RECORDED DATA =

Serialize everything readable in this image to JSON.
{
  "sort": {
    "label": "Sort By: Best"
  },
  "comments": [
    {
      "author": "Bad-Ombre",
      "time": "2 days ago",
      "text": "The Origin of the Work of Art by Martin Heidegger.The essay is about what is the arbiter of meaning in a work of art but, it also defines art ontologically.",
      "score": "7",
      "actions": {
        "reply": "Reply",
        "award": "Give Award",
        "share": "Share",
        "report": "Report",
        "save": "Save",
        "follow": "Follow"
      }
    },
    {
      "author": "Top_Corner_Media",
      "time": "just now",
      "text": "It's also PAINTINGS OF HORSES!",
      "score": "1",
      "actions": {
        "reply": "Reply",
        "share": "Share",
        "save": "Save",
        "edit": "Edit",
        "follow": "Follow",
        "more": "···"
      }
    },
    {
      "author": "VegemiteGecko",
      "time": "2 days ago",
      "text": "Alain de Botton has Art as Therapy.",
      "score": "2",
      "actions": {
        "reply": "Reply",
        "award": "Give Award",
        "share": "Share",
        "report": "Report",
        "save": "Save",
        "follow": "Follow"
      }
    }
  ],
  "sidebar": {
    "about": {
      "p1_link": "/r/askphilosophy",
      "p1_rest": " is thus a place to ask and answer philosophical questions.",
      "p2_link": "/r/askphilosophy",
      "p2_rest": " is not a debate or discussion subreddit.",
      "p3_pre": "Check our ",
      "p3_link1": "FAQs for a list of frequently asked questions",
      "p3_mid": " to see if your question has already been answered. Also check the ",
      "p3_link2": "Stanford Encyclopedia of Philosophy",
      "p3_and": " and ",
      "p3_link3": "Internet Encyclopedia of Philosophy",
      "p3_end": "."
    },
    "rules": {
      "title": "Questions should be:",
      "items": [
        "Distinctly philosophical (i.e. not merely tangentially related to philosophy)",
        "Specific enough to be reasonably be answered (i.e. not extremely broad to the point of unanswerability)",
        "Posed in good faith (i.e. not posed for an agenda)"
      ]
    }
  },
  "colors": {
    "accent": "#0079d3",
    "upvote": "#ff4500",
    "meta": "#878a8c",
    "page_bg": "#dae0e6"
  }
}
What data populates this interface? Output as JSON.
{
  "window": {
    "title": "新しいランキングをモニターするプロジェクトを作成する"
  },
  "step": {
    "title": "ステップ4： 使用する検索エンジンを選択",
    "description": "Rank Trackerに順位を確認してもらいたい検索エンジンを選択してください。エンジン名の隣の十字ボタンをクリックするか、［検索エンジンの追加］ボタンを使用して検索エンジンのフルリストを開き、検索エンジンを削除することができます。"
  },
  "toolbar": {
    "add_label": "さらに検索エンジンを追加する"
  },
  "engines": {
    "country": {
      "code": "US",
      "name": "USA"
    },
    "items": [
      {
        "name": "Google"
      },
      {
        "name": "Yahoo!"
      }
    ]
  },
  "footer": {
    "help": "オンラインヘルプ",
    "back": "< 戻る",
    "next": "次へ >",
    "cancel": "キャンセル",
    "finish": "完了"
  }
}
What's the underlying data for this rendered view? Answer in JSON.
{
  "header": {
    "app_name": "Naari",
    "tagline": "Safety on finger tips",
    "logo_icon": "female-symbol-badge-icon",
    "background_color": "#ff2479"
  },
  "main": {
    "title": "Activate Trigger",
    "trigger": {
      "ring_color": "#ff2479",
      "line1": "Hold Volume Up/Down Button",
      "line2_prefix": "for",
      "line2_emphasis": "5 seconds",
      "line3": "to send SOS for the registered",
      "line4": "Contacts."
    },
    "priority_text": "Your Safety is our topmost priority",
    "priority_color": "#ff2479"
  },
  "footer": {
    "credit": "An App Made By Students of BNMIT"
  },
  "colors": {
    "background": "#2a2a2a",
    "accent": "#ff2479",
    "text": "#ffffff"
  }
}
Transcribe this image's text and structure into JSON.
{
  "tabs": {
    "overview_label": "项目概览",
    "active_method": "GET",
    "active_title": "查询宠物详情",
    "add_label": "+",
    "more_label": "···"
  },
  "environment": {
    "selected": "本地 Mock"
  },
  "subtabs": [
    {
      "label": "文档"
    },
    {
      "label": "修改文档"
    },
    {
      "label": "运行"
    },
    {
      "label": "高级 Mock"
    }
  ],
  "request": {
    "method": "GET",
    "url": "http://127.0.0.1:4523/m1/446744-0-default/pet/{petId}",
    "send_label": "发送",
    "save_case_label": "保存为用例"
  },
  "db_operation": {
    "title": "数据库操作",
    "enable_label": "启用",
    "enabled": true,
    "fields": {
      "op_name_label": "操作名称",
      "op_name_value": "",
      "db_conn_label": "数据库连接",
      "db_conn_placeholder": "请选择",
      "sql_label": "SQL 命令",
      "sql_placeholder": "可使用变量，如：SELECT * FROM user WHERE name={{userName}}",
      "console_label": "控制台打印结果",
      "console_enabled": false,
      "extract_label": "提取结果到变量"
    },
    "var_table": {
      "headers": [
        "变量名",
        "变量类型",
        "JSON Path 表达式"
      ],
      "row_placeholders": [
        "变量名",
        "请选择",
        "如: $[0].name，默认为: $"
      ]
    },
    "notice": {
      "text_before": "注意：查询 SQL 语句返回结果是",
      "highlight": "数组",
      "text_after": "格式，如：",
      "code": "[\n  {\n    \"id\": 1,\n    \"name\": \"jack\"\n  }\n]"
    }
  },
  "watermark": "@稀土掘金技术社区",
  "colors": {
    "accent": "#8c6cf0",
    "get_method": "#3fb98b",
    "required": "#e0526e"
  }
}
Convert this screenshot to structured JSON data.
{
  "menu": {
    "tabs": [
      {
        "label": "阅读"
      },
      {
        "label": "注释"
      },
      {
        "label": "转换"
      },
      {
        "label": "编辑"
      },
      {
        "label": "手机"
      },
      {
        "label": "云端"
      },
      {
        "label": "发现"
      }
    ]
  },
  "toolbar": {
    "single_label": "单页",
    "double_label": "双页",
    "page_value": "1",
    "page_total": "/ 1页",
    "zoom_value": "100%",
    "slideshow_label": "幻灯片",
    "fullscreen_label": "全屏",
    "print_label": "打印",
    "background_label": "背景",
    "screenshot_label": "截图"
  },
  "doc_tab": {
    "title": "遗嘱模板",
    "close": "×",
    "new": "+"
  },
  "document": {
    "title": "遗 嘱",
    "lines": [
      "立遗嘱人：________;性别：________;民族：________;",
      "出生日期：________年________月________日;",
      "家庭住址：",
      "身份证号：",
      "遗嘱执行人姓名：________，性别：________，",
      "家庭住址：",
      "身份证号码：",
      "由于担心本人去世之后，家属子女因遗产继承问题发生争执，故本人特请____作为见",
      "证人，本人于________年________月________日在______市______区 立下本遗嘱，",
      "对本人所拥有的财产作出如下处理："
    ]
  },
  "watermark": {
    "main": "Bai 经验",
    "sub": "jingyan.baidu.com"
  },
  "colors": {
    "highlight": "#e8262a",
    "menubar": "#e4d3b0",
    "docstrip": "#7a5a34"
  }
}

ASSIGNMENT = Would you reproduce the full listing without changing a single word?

WRITTEN ANSWER =
Serialize everything readable in this image to JSON.
{
  "sort": {
    "label": "Sort By: Best"
  },
  "comments": [
    {
      "author": "Bad-Ombre",
      "time": "2 days ago",
      "text": "The Origin of the Work of Art by Martin Heidegger.The essay is about what is the arbiter of meaning in a work of art but, it also defines art ontologically.",
      "score": "7",
      "actions": {
        "reply": "Reply",
        "award": "Give Award",
        "share": "Share",
        "report": "Report",
        "save": "Save",
        "follow": "Follow"
      }
    },
    {
      "author": "Top_Corner_Media",
      "time": "just now",
      "text": "It's also PAINTINGS OF HORSES!",
      "score": "1",
      "actions": {
        "reply": "Reply",
        "share": "Share",
        "save": "Save",
        "edit": "Edit",
        "follow": "Follow",
        "more": "···"
      }
    },
    {
      "author": "VegemiteGecko",
      "time": "2 days ago",
      "text": "Alain de Botton has Art as Therapy.",
      "score": "2",
      "actions": {
        "reply": "Reply",
        "award": "Give Award",
        "share": "Share",
        "report": "Report",
        "save": "Save",
        "follow": "Follow"
      }
    }
  ],
  "sidebar": {
    "about": {
      "p1_link": "/r/askphilosophy",
      "p1_rest": " is thus a place to ask and answer philosophical questions.",
      "p2_link": "/r/askphilosophy",
      "p2_rest": " is not a debate or discussion subreddit.",
      "p3_pre": "Check our ",
      "p3_link1": "FAQs for a list of frequently asked questions",
      "p3_mid": " to see if your question has already been answered. Also check the ",
      "p3_link2": "Stanford Encyclopedia of Philosophy",
      "p3_and": " and ",
      "p3_link3": "Internet Encyclopedia of Philosophy",
      "p3_end": "."
    },
    "rules": {
      "title": "Questions should be:",
      "items": [
        "Distinctly philosophical (i.e. not merely tangentially related to philosophy)",
        "Specific enough to be reasonably be answered (i.e. not extremely broad to the point of unanswerability)",
        "Posed in good faith (i.e. not posed for an agenda)"
      ]
    }
  },
  "colors": {
    "accent": "#0079d3",
    "upvote": "#ff4500",
    "meta": "#878a8c",
    "page_bg": "#dae0e6"
  }
}
What data populates this interface? Output as JSON.
{
  "window": {
    "title": "新しいランキングをモニターするプロジェクトを作成する"
  },
  "step": {
    "title": "ステップ4： 使用する検索エンジンを選択",
    "description": "Rank Trackerに順位を確認してもらいたい検索エンジンを選択してください。エンジン名の隣の十字ボタンをクリックするか、［検索エンジンの追加］ボタンを使用して検索エンジンのフルリストを開き、検索エンジンを削除することができます。"
  },
  "toolbar": {
    "add_label": "さらに検索エンジンを追加する"
  },
  "engines": {
    "country": {
      "code": "US",
      "name": "USA"
    },
    "items": [
      {
        "name": "Google"
      },
      {
        "name": "Yahoo!"
      }
    ]
  },
  "footer": {
    "help": "オンラインヘルプ",
    "back": "< 戻る",
    "next": "次へ >",
    "cancel": "キャンセル",
    "finish": "完了"
  }
}
What's the underlying data for this rendered view? Answer in JSON.
{
  "header": {
    "app_name": "Naari",
    "tagline": "Safety on finger tips",
    "logo_icon": "female-symbol-badge-icon",
    "background_color": "#ff2479"
  },
  "main": {
    "title": "Activate Trigger",
    "trigger": {
      "ring_color": "#ff2479",
      "line1": "Hold Volume Up/Down Button",
      "line2_prefix": "for",
      "line2_emphasis": "5 seconds",
      "line3": "to send SOS for the registered",
      "line4": "Contacts."
    },
    "priority_text": "Your Safety is our topmost priority",
    "priority_color": "#ff2479"
  },
  "footer": {
    "credit": "An App Made By Students of BNMIT"
  },
  "colors": {
    "background": "#2a2a2a",
    "accent": "#ff2479",
    "text": "#ffffff"
  }
}
Transcribe this image's text and structure into JSON.
{
  "tabs": {
    "overview_label": "项目概览",
    "active_method": "GET",
    "active_title": "查询宠物详情",
    "add_label": "+",
    "more_label": "···"
  },
  "environment": {
    "selected": "本地 Mock"
  },
  "subtabs": [
    {
      "label": "文档"
    },
    {
      "label": "修改文档"
    },
    {
      "label": "运行"
    },
    {
      "label": "高级 Mock"
    }
  ],
  "request": {
    "method": "GET",
    "url": "http://127.0.0.1:4523/m1/446744-0-default/pet/{petId}",
    "send_label": "发送",
    "save_case_label": "保存为用例"
  },
  "db_operation": {
    "title": "数据库操作",
    "enable_label": "启用",
    "enabled": true,
    "fields": {
      "op_name_label": "操作名称",
      "op_name_value": "",
      "db_conn_label": "数据库连接",
      "db_conn_placeholder": "请选择",
      "sql_label": "SQL 命令",
      "sql_placeholder": "可使用变量，如：SELECT * FROM user WHERE name={{userName}}",
      "console_label": "控制台打印结果",
      "console_enabled": false,
      "extract_label": "提取结果到变量"
    },
    "var_table": {
      "headers": [
        "变量名",
        "变量类型",
        "JSON Path 表达式"
      ],
      "row_placeholders": [
        "变量名",
        "请选择",
        "如: $[0].name，默认为: $"
      ]
    },
    "notice": {
      "text_before": "注意：查询 SQL 语句返回结果是",
      "highlight": "数组",
      "text_after": "格式，如：",
      "code": "[\n  {\n    \"id\": 1,\n    \"name\": \"jack\"\n  }\n]"
    }
  },
  "watermark": "@稀土掘金技术社区",
  "colors": {
    "accent": "#8c6cf0",
    "get_method": "#3fb98b",
    "required": "#e0526e"
  }
}
Convert this screenshot to structured JSON data.
{
  "menu": {
    "tabs": [
      {
        "label": "阅读"
      },
      {
        "label": "注释"
      },
      {
        "label": "转换"
      },
      {
        "label": "编辑"
      },
      {
        "label": "手机"
      },
      {
        "label": "云端"
      },
      {
        "label": "发现"
      }
    ]
  },
  "toolbar": {
    "single_label": "单页",
    "double_label": "双页",
    "page_value": "1",
    "page_total": "/ 1页",
    "zoom_value": "100%",
    "slideshow_label": "幻灯片",
    "fullscreen_label": "全屏",
    "print_label": "打印",
    "background_label": "背景",
    "screenshot_label": "截图"
  },
  "doc_tab": {
    "title": "遗嘱模板",
    "close": "×",
    "new": "+"
  },
  "document": {
    "title": "遗 嘱",
    "lines": [
      "立遗嘱人：________;性别：________;民族：________;",
      "出生日期：________年________月________日;",
      "家庭住址：",
      "身份证号：",
      "遗嘱执行人姓名：________，性别：________，",
      "家庭住址：",
      "身份证号码：",
      "由于担心本人去世之后，家属子女因遗产继承问题发生争执，故本人特请____作为见",
      "证人，本人于________年________月________日在______市______区 立下本遗嘱，",
      "对本人所拥有的财产作出如下处理："
    ]
  },
  "watermark": {
    "main": "Bai 经验",
    "sub": "jingyan.baidu.com"
  },
  "colors": {
    "highlight": "#e8262a",
    "menubar": "#e4d3b0",
    "docstrip": "#7a5a34"
  }
}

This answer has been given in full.